Some companies may introduce credit policies and have a dedicated credit control department to tackle the issue. However, these still cannot prevent bad debts from happening. These policies depend on several factors, such as the size of the company, its nature, the industry it operates in, policies of its competitors, etc. Some companies may not offer credit terms at all and transact in cash only.
- On January 12, there was a credit of $300 included in the Cash ledger account.
- They make journal entry by debiting right to use assets and credit lease liabilities.
- In the debit column for this cash account, we see that the total is $32,300 (20,000 + 4,000 + 2,800 + 5,500).
- Furthermore, it can disrupt the cash management process of a company when expected cash inflows from accounts receivable fail to realize.
It will be cheaper to pay the total amount the first time. If they want to pay installment, it must include the interest as the buyer receive cash inflow over in the future. The journal entry will debit cash, loan to customer, and credit inventory balance.
Journal Entry Bad Debt Expense: Example and Explanation
When I did the JE on this purchase, I became stumped as to putting the bank line item in the JE for the check or not. I did opt to enter the bank on the line for the check, but just was not sure. Harold Averkamp (CPA, MBA) has worked as a university accounting instructor, accountant, and consultant for more than 25 years. He is the sole author of all the materials on AccountingCoach.com. The above steps are in a manual accounts payable system.
When calculating balances in ledger accounts, one must take into consideration which side of the account increases and which side decreases. To find the account balance, you must find the difference between the sum of all figures on the side that increases and the sum of all figures on the side that decreases. We now return to our company example of Printing Plus, Lynn Sanders’ printing service company. We will analyze and record each of the transactions for her business and discuss how this impacts the financial statements. Note that this example has only one debit account and one credit account, which is considered a simple entry.
This transaction will reduce lease liability as the company pay the installment. You also must credit your Computers account $10,000 (the amount you paid for the equipment). But now, accounting basics for an llc your debits equal $12,000 ($4,000 + $8,000) and your credits $10,000. To balance your debits and credits, record your gain of $2,000 by crediting your Gain on Asset Disposal account.
Journal Entry for Down Payment
At the same time, the lessee is also required to record lease liabilities which is the obligation to pay the installment. The amount record here is the present value of lease payment discounted at the effective interest rate. When you first buy new, long-term equipment (i.e., fixed assets), it doesn’t go on your income statement right away. Instead, record an asset purchase entry on your business balance sheet and cash flow statement. In the journal entry, Dividends has a debit balance of $100. This is posted to the Dividends T-account on the debit side.

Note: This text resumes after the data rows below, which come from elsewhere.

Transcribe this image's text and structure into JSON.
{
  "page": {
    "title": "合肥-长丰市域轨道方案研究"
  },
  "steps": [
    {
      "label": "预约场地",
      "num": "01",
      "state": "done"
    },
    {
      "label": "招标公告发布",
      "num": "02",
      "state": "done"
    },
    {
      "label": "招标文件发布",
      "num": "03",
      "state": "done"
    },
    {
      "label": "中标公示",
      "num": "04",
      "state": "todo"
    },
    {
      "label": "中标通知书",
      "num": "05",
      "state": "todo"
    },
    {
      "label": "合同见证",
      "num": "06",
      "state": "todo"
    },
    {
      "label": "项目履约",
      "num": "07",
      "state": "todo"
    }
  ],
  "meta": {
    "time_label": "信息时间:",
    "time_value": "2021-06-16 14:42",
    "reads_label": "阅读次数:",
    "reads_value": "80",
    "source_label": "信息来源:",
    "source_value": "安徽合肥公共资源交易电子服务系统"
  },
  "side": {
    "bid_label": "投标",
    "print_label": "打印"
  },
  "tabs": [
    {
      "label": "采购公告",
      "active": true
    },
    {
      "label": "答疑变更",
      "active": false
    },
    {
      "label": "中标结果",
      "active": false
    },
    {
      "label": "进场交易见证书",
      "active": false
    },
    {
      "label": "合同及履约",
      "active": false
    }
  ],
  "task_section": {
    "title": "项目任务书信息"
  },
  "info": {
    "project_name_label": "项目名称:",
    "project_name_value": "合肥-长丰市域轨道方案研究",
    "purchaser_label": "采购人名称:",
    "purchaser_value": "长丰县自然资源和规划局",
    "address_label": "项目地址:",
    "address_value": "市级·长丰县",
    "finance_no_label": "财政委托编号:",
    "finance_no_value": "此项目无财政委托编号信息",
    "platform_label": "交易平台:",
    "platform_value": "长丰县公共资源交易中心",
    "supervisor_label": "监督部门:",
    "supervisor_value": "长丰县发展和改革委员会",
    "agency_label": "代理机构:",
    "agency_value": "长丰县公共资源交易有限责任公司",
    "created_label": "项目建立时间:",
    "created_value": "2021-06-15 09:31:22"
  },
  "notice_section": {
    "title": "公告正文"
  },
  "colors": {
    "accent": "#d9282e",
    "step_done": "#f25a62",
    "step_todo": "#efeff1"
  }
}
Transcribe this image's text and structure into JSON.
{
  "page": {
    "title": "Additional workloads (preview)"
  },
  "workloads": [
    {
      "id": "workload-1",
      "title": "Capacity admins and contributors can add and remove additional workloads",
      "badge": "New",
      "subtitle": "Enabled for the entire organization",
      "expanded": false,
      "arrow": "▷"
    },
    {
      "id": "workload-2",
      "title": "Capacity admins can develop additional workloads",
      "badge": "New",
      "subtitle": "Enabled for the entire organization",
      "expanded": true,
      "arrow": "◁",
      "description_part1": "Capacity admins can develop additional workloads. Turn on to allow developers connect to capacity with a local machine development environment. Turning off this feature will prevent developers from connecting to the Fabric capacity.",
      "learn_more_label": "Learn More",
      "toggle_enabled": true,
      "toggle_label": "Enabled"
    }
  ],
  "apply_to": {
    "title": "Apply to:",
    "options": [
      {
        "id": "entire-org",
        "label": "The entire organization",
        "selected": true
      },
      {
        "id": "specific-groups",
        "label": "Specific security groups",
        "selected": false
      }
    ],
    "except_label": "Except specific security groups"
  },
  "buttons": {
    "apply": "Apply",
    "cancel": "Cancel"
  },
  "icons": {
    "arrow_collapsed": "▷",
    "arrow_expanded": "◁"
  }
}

Journal Entry for Loan Payment (Principal & Interest)
These reports have much more information than the financial statements we have shown you; however, if you read through them you may notice some familiar items. A journal keeps a historical account of all recordable transactions with which the company has engaged. In other words, a journal is similar to a diary for a business. When you enter information into a journal, we say you are journalizing the entry. Journaling the entry is the second step in the accounting cycle.
Getting New Equipment? You’ll Need to Make a Purchase of Equipment Journal Entry
Let’s say a company called Bags Unlimited sold 100 nylon bags to Company B, and both companies agreed on a certain payment due date. Bags Unlimited sends its invoice and writes the due date as December 15, as agreed by both parties. It records the transaction as an accounts receivable while Company B records it as an accounts payable. Checking to make sure the final balance figure is correct; one can review the figures in the debit and credit columns. In the debit column for this cash account, we see that the total is $32,300 (20,000 + 4,000 + 2,800 + 5,500). The credit column totals $7,500 (300 + 100 + 3,500 + 3,600).
Bad debts represent any balance that a company determines is unrecoverable. For example, if a customer goes bankrupt or liquidates, it may not be able to repay its liabilities. Similarly, if the company does not evaluate the creditworthiness of a customer properly, it may result in bad debts. As you can see, there is one ledger account for Cash and another for Common Stock. Cash is labeled account number 101 because it is an asset account type.
The question above does confuse some due to the terminology used in accounting. For example, accounts payable are considered a debt of a company because they involve the purchase of goods on credit. However, in double-entry accounting, an increase in accounts payable is always recorded as a credit. In the journal entry, Accounts Receivable has a debit of $5,500. This is posted to the Accounts Receivable T-account on the debit side.
If the problem persists, then check your internet connectivity. If all other sites open fine, then please contact the administrator of this website with the following information. You have the following transactions the last few days of April. If the asset is fully depreciated, you can sell it to make a profit or throw / give it away. If the asset is not fully depreciated, you can sell it and still make a profit, sell it and take a loss, or throw / give it away and write off the loss.